***** Material for this exercise

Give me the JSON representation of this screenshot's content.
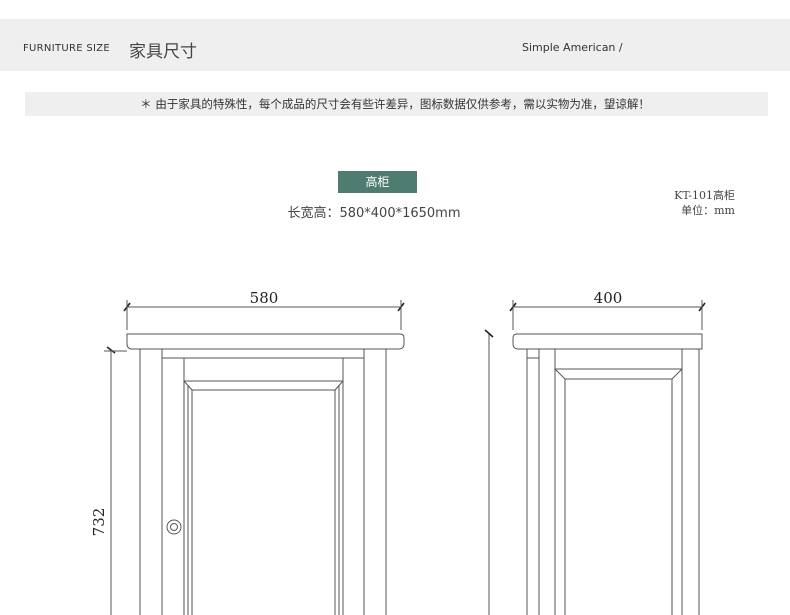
{
  "header": {
    "label_en": "FURNITURE SIZE",
    "label_zh": "家具尺寸",
    "style_label": "Simple American /"
  },
  "note": {
    "text": "＊ 由于家具的特殊性，每个成品的尺寸会有些许差异，图标数据仅供参考，需以实物为准，望谅解！"
  },
  "product": {
    "name": "高柜",
    "dimensions": "长宽高：580*400*1650mm",
    "model": "KT-101高柜",
    "unit": "单位：mm"
  },
  "drawing": {
    "front_width": "580",
    "side_width": "400",
    "height_label": "732"
  },
  "colors": {
    "accent": "#4e7c71",
    "band": "#efefef",
    "line": "#555555"
  }
}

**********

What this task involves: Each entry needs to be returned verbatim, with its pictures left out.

Written answer:
Give me the JSON representation of this screenshot's content.
{
  "header": {
    "label_en": "FURNITURE SIZE",
    "label_zh": "家具尺寸",
    "style_label": "Simple American /"
  },
  "note": {
    "text": "＊ 由于家具的特殊性，每个成品的尺寸会有些许差异，图标数据仅供参考，需以实物为准，望谅解！"
  },
  "product": {
    "name": "高柜",
    "dimensions": "长宽高：580*400*1650mm",
    "model": "KT-101高柜",
    "unit": "单位：mm"
  },
  "drawing": {
    "front_width": "580",
    "side_width": "400",
    "height_label": "732"
  },
  "colors": {
    "accent": "#4e7c71",
    "band": "#efefef",
    "line": "#555555"
  }
}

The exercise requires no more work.